Items from an interface collection

---------------

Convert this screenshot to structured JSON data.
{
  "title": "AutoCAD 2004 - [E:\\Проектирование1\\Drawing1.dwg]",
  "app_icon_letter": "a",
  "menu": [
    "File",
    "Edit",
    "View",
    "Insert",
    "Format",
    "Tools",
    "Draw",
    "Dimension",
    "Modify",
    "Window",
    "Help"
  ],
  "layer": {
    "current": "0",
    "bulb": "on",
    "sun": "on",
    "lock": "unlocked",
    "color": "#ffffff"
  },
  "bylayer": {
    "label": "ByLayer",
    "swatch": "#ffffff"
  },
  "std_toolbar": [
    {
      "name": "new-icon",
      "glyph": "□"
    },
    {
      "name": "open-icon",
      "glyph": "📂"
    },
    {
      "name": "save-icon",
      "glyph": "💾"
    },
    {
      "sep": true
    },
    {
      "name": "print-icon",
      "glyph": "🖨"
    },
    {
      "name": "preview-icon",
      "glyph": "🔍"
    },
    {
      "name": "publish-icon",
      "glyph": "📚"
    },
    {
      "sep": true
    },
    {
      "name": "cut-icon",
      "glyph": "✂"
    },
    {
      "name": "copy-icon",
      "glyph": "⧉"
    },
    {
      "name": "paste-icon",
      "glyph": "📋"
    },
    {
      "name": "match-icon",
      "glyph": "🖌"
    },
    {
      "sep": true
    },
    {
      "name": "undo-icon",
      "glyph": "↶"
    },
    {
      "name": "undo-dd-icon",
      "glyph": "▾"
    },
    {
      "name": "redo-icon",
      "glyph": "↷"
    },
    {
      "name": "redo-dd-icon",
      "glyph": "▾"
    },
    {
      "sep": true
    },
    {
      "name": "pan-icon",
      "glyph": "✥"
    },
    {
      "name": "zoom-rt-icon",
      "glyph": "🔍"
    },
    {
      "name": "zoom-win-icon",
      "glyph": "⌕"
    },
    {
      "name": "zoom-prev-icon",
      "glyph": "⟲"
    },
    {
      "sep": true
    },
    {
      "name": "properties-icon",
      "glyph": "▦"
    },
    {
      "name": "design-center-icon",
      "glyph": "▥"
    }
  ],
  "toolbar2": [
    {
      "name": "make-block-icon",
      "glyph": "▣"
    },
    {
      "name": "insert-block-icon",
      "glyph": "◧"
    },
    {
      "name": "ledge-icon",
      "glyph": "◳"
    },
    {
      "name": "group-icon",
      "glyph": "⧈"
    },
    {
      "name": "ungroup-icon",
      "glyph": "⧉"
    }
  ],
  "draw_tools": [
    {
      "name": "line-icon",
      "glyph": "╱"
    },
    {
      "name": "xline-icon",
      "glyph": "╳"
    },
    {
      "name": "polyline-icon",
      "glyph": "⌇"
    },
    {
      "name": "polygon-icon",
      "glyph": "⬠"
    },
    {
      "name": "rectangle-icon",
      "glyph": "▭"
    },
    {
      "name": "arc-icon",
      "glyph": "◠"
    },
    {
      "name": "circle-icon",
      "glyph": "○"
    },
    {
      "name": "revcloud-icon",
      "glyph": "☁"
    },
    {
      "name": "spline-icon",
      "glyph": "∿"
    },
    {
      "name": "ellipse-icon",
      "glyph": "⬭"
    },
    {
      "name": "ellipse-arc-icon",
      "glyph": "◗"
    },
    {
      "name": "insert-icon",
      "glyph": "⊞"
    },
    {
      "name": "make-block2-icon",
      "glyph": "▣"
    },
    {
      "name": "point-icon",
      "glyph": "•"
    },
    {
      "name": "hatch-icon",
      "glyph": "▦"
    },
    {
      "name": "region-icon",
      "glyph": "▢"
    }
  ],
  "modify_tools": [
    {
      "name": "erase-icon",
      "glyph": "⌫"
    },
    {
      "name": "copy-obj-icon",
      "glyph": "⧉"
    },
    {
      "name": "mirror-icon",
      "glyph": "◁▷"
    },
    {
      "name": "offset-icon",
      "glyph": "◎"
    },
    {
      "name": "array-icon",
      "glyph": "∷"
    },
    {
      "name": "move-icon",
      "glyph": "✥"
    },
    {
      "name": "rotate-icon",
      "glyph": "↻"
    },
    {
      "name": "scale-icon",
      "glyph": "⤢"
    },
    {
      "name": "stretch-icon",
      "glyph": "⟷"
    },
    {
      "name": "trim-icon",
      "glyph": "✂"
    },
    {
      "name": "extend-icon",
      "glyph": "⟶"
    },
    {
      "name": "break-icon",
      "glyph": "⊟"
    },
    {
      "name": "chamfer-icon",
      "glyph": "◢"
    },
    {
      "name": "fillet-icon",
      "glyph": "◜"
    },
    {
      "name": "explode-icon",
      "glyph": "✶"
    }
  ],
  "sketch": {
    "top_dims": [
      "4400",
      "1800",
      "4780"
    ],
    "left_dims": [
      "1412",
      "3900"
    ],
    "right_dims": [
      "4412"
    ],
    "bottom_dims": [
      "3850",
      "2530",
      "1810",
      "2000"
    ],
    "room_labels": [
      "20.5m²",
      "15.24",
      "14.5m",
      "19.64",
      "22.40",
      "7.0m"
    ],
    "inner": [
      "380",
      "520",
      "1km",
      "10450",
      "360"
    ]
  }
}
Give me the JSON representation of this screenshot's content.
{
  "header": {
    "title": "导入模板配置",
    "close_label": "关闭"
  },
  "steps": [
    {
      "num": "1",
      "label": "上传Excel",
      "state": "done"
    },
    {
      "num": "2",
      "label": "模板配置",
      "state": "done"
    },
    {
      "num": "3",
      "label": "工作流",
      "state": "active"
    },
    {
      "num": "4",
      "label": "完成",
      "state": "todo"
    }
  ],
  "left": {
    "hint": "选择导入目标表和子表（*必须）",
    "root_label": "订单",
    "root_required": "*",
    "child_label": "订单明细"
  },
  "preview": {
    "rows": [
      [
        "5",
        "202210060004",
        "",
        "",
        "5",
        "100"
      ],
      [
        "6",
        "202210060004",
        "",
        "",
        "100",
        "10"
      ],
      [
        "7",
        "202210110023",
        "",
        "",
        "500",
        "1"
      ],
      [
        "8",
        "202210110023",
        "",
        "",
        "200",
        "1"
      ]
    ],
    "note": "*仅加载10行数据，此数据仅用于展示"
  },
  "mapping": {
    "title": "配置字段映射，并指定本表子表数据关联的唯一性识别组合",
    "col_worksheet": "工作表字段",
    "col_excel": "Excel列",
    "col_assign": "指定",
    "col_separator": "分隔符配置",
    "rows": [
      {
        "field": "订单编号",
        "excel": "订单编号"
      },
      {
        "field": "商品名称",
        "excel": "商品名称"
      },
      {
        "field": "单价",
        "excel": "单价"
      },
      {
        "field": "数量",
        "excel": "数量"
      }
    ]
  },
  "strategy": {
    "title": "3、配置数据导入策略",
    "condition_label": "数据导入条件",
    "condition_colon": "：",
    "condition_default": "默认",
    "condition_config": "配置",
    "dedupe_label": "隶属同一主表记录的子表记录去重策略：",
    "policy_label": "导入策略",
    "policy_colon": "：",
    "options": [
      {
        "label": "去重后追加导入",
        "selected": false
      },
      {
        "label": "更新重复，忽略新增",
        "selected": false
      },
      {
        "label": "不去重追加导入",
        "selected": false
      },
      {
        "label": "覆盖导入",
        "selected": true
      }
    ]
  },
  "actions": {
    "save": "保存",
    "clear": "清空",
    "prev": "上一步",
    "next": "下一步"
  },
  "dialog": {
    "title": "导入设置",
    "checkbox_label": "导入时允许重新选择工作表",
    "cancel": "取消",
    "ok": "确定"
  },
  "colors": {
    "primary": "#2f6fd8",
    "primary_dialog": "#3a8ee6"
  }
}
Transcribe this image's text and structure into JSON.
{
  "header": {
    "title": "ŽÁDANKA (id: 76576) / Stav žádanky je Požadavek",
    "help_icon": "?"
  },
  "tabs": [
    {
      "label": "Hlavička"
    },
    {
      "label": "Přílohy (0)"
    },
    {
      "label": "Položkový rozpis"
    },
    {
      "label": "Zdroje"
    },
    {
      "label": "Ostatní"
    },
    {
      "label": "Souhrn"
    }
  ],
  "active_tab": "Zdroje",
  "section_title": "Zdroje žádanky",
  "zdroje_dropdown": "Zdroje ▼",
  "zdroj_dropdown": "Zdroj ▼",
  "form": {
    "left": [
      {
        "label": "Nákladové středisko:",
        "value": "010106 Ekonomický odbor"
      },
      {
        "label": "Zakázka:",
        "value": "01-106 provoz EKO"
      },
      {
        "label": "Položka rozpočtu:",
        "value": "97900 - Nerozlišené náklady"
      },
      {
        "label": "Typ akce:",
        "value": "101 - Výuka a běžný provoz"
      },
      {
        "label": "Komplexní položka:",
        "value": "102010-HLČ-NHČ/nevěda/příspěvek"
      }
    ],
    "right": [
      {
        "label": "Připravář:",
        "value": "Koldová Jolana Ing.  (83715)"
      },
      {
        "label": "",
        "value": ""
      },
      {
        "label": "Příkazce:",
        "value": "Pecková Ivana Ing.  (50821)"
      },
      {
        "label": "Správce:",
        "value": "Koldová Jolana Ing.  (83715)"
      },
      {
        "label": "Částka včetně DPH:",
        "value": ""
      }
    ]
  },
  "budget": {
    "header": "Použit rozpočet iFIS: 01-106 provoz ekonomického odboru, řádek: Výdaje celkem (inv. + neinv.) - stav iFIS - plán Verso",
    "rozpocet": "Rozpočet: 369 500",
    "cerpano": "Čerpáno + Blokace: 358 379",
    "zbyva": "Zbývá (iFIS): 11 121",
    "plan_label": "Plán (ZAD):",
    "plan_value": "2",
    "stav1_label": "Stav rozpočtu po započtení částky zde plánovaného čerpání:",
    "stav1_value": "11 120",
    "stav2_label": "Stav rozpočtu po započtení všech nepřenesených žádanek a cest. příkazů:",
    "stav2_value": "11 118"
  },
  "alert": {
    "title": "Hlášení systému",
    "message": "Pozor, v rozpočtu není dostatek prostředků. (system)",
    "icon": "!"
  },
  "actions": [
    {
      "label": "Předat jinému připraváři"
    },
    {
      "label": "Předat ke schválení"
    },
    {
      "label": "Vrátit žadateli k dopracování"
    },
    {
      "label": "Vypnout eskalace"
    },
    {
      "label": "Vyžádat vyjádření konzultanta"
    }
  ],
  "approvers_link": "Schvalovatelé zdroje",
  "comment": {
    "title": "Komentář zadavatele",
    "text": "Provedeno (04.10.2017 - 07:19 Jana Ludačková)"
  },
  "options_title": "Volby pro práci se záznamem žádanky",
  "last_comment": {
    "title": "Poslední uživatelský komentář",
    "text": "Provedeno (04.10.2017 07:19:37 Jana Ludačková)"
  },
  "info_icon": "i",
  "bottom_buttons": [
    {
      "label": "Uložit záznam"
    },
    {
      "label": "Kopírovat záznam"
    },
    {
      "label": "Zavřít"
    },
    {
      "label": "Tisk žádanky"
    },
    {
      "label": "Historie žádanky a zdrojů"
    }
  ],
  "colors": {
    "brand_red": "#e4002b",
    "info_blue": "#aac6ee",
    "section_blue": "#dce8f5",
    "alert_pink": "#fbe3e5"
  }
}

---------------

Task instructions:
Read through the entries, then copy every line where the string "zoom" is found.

Response area:
      "name": "zoom-rt-icon",
      "name": "zoom-win-icon",
      "name": "zoom-prev-icon",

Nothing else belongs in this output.